countries across the region are also undermining the political rights of their people Without strong political will to combat corruption in the public sector,. There is a high risk for people who speak out or demonstrate against government or corrupt sections of government.
, while both Morocco and Egypt improved by 4 points apiece with scores of 44 and 37 respectively This year, these scores is offering the citizens of these countries little comfort. With a global CPI average of 44, both countries have much room for improvement.
In Morocco, after many years of delays and persistent calls from civil society groups to create a substantial law the government recently passed an access to information law.
. However, the law included vague directives on the use and re-use of information and also contained a series of exemptions for national defense, internal and external security and private information that weakened its overall power.
Combined with harsh penalties for citizens who re-use information that harms “the public interest” or “distorts” content, the law proved fairly ineffective and failed to reflect many of TI-Morocco’s recommendations or those from other civil society groups.
Although Egypt CPI has been increased ,very few improvements exist in real,
where serious corruption issues are currently challenging the country.
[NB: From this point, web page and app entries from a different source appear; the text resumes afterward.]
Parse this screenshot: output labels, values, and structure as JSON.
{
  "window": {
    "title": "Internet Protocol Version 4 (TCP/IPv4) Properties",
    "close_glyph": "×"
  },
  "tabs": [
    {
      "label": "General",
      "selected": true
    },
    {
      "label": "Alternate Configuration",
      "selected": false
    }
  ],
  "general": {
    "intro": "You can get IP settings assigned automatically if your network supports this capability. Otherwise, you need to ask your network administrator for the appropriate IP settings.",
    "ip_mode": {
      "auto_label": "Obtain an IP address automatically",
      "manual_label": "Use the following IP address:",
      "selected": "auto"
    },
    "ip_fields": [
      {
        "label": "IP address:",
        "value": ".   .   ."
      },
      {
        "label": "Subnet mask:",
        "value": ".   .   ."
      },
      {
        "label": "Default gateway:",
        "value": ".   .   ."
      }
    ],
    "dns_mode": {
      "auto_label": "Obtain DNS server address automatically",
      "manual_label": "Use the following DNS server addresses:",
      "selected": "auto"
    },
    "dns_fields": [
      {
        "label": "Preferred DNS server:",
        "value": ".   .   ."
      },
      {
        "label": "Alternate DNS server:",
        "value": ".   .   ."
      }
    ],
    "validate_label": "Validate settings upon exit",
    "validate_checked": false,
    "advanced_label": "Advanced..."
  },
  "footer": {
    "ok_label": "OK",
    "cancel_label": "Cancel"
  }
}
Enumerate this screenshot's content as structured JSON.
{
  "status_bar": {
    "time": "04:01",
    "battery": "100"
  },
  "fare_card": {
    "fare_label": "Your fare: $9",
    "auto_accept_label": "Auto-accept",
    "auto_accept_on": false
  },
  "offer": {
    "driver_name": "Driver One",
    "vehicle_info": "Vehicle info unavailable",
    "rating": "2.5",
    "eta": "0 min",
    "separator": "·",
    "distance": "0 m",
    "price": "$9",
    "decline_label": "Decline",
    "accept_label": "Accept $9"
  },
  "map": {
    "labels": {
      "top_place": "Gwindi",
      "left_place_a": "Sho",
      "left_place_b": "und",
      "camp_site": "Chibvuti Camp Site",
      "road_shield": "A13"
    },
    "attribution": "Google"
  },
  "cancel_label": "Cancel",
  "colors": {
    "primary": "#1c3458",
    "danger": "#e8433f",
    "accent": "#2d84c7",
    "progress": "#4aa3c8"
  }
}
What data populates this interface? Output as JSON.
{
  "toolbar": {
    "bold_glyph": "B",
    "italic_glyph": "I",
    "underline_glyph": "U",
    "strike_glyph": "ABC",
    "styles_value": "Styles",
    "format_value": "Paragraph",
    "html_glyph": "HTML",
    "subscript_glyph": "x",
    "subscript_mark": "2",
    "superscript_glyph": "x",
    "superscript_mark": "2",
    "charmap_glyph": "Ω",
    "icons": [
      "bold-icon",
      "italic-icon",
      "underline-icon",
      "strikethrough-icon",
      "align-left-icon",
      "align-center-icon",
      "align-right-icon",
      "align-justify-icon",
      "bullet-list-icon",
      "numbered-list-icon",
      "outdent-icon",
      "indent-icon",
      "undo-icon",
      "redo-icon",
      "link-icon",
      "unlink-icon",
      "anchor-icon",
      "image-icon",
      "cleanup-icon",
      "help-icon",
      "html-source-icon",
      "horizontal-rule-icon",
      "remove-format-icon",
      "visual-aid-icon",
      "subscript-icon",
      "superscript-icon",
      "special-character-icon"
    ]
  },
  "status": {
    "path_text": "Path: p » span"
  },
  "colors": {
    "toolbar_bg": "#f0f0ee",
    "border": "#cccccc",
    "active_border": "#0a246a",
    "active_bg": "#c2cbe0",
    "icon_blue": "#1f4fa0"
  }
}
Civil society organizations are still a target of travel bans and activists regularly face arrest. The main body investigating corruption is the Administrative Control Committee .
Many countries like Syria, Libya, Yemen and Iraq facing challenges of instability, war and conflict, therefore they are at the bottom of the index.
Yemen and Syria stand out for the sharpest decline in the last few years. Yemen decreased by five points over the last four years, moving from 19 in 2014 to 14 in 2018. This change partly reflects the direct relationship between war, serious breaches in human rights and corruption.
Syria decreased by 13 points over the last eight years, moving from 26 in 2012 to 13 in 2018. As in previous years, Syria remains at the very bottom of the CPI, having experienced violent conflict in the last few years. Unsurprisingly, the instability of government institutions and complete lack of political rights and checks and balances, allows corruption to flourish in Syria.
Sudan has scored 16 on the index for the second year in a row. Facing challenges of terrorism, war and conflict, Sudan remains at the bottom of the index. Since December 2018,
COUNTRIES TO WATCH
Jordan, United Arab Emirates (UAE), Qatar and Lebanon are relatively stable countries, but due to their geographic or economic status, they are in the spotlight.
With a score of 49, Jordan increased a point on the CPI since last year. In June 2018, Jordanian citizens took to the streets to protest against a draft tax law that would require them to foot the financial bill from corrupt governments, which has grown significantly over the past several years.
Yet despite the strength of both countries in these areas, UAE and Qatar still lack democratic institutions and a respect for political rights. This leaves control of corruption up to the political will of the incumbent ruling class, which can change suddenly and leave any improvements in anti-corruption efforts behind.
In addition, in Qatar, while the government has managed to clean up many levels of bureaucracy to improve anti-corruption efforts across the country, higher levels of government remain opaque.
Dubai has become an active global hub for money laundering. According to the report, real estate in Dubai worth millions of pounds can be bought in exchange for cash with very few questions asked. As a result, Dubai has become a money laundering paradise, where the corrupt and other criminals can go to buy luxurious property with no restrictions.
Political corruption and conflict of interest remain among the main challenges to any improvement in Lebanon